However, a report published after inspectors visited in October and November 2018 said services were improving, despite children, young people and their carers receiving an inconsistent service.
Inspectors noted the quality of management oversight was "inconsistent", and supervision of case work variable in frequency, quality and effectiveness, for which they blamed a high turnover of social workers and managers.
They found lack of oversight to be particularly problematic within permanence planning for children, where inspectors said there was no system in place to oversee practice.
However, they praised director of children's services, Ann Graham, for delivering a "significant increase in pace and re-focus on plans to address identified priorities" since she joined the council in April 2018.
"She has a clear grip on presenting issues and is driving actions to make improvements," the report stated.
"For example, she chairs the children's improvement board, the joint area targeted inspection action plan group, quarterly performance meetings and the recruitment and retention board."
Inspectors were positive about social workers, who were found to know children in care well and to visit them "regularly in response to their needs, and often beyond statutory expectations".
"Inspectors were impressed by social workers' efforts to develop relationships with children who have had difficult experiences and have shown sensitivity and empathy towards young people in these circumstances," the report stated.
It added: "Reflecting the diversity of the local population, social workers have a sophisticated awareness of diversity and how cultural, religious and other factors underpin children's sense of identity, as well as how they impact on need and risk.
"Inspectors found this was an integral and core part of everyday practice for social workers."
However, Inspectors noted that evidence of work undertaken with children was not always recoded in their files.
Social workers were found to be failing to keep records up to date by not revising children's assessments when their circumstances changed.
This was particularly the case for children with disabilities, where inspectors noted: "In the majority of cases, plans focus on the needs of parents rather than the child."
Services for care leavers have improved since the last inspection - the department was rated requires improvement in 2014 - and are now "a significant strength", the report stated.
It praised staff for creating clear pathway plans, which were regularly reviewed, and for offering care leavers "a range of opportunities for them to gain skills and confidence and to prepare for living independently".
Inspectors also said the authority had a range of suitable accommodation for care leavers, and that social workers were in touch with the vast majority of their care leavers, and demonstrated "continuous efforts when they are not".
Elin Weston, Haringey Council cabinet member for children, education and families, said: "We welcome the findings of the recent Ofsted inspection. We're pleased that the inspectors highlighted a number of examples of good practice at Haringey and recognised that a number of improvements have already been made.
"In particular, the inspectors recognised the work of our incredibly dedicated, ‘ambitious' social workers and described them as tenacious in their efforts to support young people.

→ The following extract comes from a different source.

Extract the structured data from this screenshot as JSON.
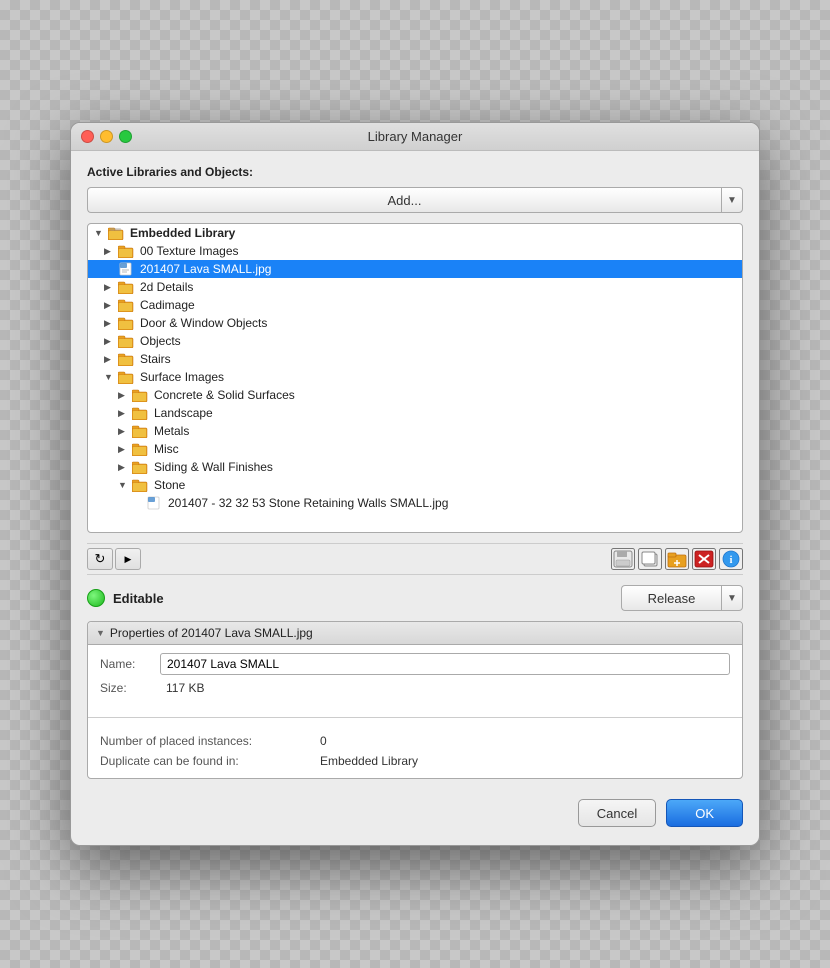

The inspector also noted that there has been an increase in pace and a new focus on making the changes needed to the service, following the appointment of our new permanent director.
"We wholeheartedly take on board the recommendations the inspectors made and we remain committed to giving all of Haringey's children the very best start in life. We are already taking steps to address many of the challenges that were highlighted in the report."
In January a joint inspection of Haringey children's services by Ofsted, the Care Quality Commission, and the police and probation inspectorates criticised the authority's multi-agency efforts to support children at risk of neglect.
However, the most recent report said the council had demonstrated "substantive improvements" in this work.
Haringey's children's services came under intense scrutiny following the death of Baby Peter Connelly in August 2007.